he speaks the truth! In fact, I recall reading that the ocean reefs do not operate in a truly Ultra Low Nutrient environment like we often try to achieve. That is, they have measurable nitrates! The reason we do it is so that we starve out the browning zoanthellae within the coral so that they eject them. This results in paling. To counter this you have to feed them with amino acids and various other supplements to maintain colour. It's a very delicate balance act. Stave them then feed them just enough so that they look super awesome. Many corals in the ocean reefs are naturally not as colourful as what we see in ULNS reef tanks.

reefwars
03-15-2014, 05:32 PM
he speaks the truth! In fact, I recall reading that the ocean reefs do not operate in a truly Ultra Low Nutrient environment like we often try to achieve. That is, they have measurable nitrates! The reason we do it is so that we starve out the browning zoanthellae within the coral so that they eject them. This results in paling. To counter this you have to feed them with amino acids and various other supplements to maintain colour. It's a very delicate balance act. Stave them then feed them just enough so that they look super awesome. Many corals in the ocean reefs are naturally not as colourful as what we see in ULNS reef tanks.

yeah its a teetor totter (?) and delicate , so some steps need to be taken to keep them stable.

like i say though i dont find the need t go ULNS you get great colors, growth and overall livestock health is just fine in a low range system:)

youll still be nil for nitrates but at least its not sterile inda nil lol:)

mseepman
03-15-2014, 05:32 PM
I use Prodibio (just the main three) and I live just on the border between really low and ultra low. I also have to do very little in terms of maintenance. I will say that I cut back reefbooster to almost nothing and before I knew it my corals lost color and were starving. Since going back to their recommended dosing colors are coming back. I feed quite a bit and have to use gfo to keep phosphates in check.

Reefer Rob
03-15-2014, 05:37 PM
A low nutrient system is the healthiest for corals, and the most stable. Undetectable nitrates and phosphates are easily achieved with live rock and GFO. I think of ULNS corals as being like super models. Nice to look at, but under fead and walking a fine line between life and death.

Sent from my SGH-I747M using Tapatalk

reefwars
03-15-2014, 05:39 PM
A low nutrient system is the healthiest for corals, and the most stable. Undetectable nitrates and phosphates are easily achieved with live rock and GFO. I think of ULNS corals as being like super models. Nice to look at, but under fead and walking a fine line between life and death.

Sent from my SGH-I747M using Tapatalk

thats how i see it to lol

kien
03-15-2014, 05:48 PM
A low nutrient system is the healthiest for corals, and the most stable. Undetectable nitrates and phosphates are easily achieved with live rock and GFO. I think of ULNS corals as being like super models. Nice to look at, but under fead and walking a fine line between life and death.

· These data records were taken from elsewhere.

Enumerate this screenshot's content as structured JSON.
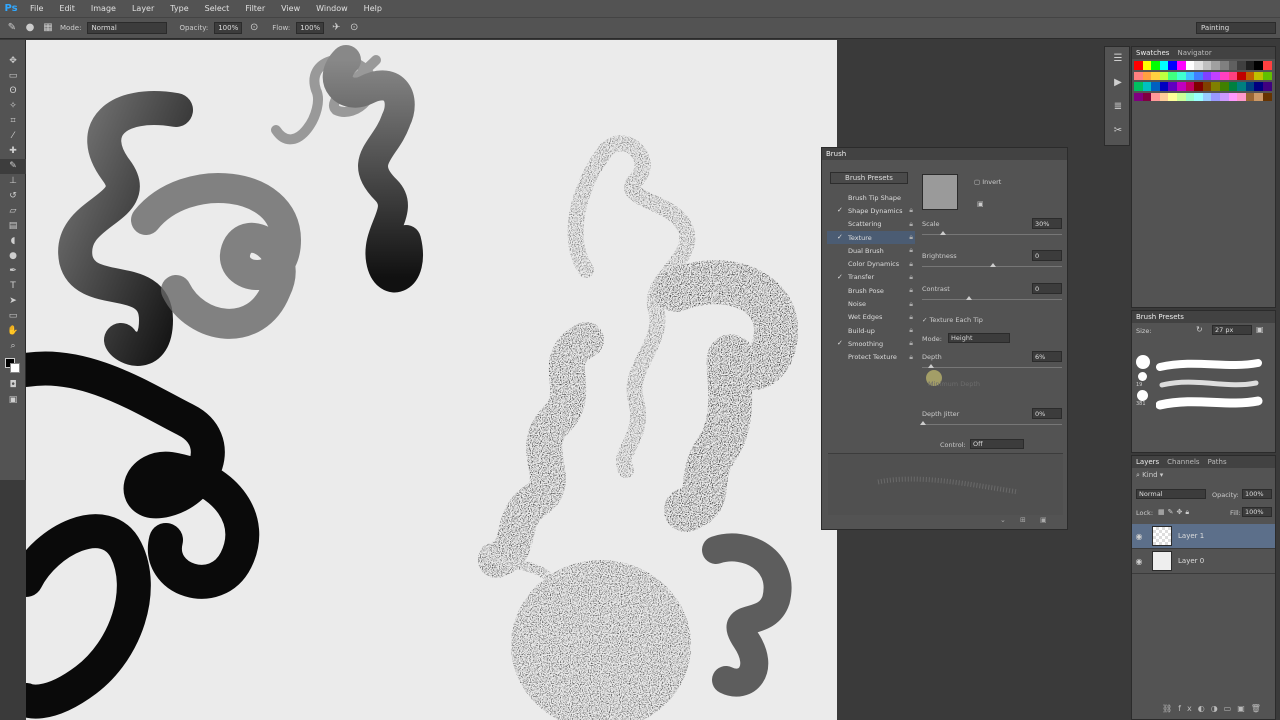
{
  "app": {
    "logo": "Ps"
  },
  "menu": [
    "File",
    "Edit",
    "Image",
    "Layer",
    "Type",
    "Select",
    "Filter",
    "View",
    "Window",
    "Help"
  ],
  "options": {
    "mode_label": "Mode:",
    "mode_value": "Normal",
    "opacity_label": "Opacity:",
    "opacity_value": "100%",
    "flow_label": "Flow:",
    "flow_value": "100%",
    "workspace": "Painting"
  },
  "brush_panel": {
    "title": "Brush",
    "presets_button": "Brush Presets",
    "items": [
      {
        "label": "Brush Tip Shape",
        "check": ""
      },
      {
        "label": "Shape Dynamics",
        "check": "✓"
      },
      {
        "label": "Scattering",
        "check": ""
      },
      {
        "label": "Texture",
        "check": "✓"
      },
      {
        "label": "Dual Brush",
        "check": ""
      },
      {
        "label": "Color Dynamics",
        "check": ""
      },
      {
        "label": "Transfer",
        "check": "✓"
      },
      {
        "label": "Brush Pose",
        "check": ""
      },
      {
        "label": "Noise",
        "check": ""
      },
      {
        "label": "Wet Edges",
        "check": ""
      },
      {
        "label": "Build-up",
        "check": ""
      },
      {
        "label": "Smoothing",
        "check": "✓"
      },
      {
        "label": "Protect Texture",
        "check": ""
      }
    ],
    "invert_label": "Invert",
    "scale_label": "Scale",
    "scale_value": "30%",
    "brightness_label": "Brightness",
    "brightness_value": "0",
    "contrast_label": "Contrast",
    "contrast_value": "0",
    "texture_each_tip": "Texture Each Tip",
    "mode_label": "Mode:",
    "mode_value": "Height",
    "depth_label": "Depth",
    "depth_value": "6%",
    "min_depth_label": "Minimum Depth",
    "depth_jitter_label": "Depth Jitter",
    "depth_jitter_value": "0%",
    "control_label": "Control:",
    "control_value": "Off"
  },
  "swatches_panel": {
    "tabs": [
      "Swatches",
      "Navigator"
    ],
    "colors": [
      "#ff0000",
      "#ffff00",
      "#00ff00",
      "#00ffff",
      "#0000ff",
      "#ff00ff",
      "#ffffff",
      "#e0e0e0",
      "#c0c0c0",
      "#a0a0a0",
      "#808080",
      "#606060",
      "#404040",
      "#202020",
      "#000000",
      "#ff4040",
      "#ff8080",
      "#ffa040",
      "#ffd040",
      "#c0ff40",
      "#40ff80",
      "#40ffd0",
      "#40c0ff",
      "#4080ff",
      "#8040ff",
      "#c040ff",
      "#ff40c0",
      "#ff4080",
      "#c00000",
      "#c06000",
      "#c0c000",
      "#60c000",
      "#00c060",
      "#00c0c0",
      "#0060c0",
      "#0000c0",
      "#6000c0",
      "#c000c0",
      "#c00060",
      "#800000",
      "#804000",
      "#808000",
      "#408000",
      "#008040",
      "#008080",
      "#004080",
      "#000080",
      "#400080",
      "#800080",
      "#800040",
      "#ff9999",
      "#ffcc99",
      "#ffff99",
      "#ccff99",
      "#99ffcc",
      "#99ffff",
      "#99ccff",
      "#9999ff",
      "#cc99ff",
      "#ff99ff",
      "#ff99cc",
      "#996633",
      "#cc9966",
      "#663300"
    ]
  },
  "brush_presets_panel": {
    "title": "Brush Presets",
    "size_label": "Size:",
    "size_value": "27 px",
    "sizes": [
      "19",
      "381"
    ]
  },
  "layers_panel": {
    "tabs": [
      "Layers",
      "Channels",
      "Paths"
    ],
    "kind_label": "Kind",
    "blend_mode": "Normal",
    "opacity_label": "Opacity:",
    "opacity_value": "100%",
    "lock_label": "Lock:",
    "fill_label": "Fill:",
    "fill_value": "100%",
    "layers": [
      {
        "name": "Layer 1"
      },
      {
        "name": "Layer 0"
      }
    ]
  }
}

Sent from my SGH-I747M using Tapatalk

Yup! Totally agree. I briefly tried once to achieve a ULNS and quickly realized how delicate that balance truly is. Not to mention how much work it is to maintain. My foray into ULNS didn't last long and I've been quite happy with a Low Nutirent system ever since.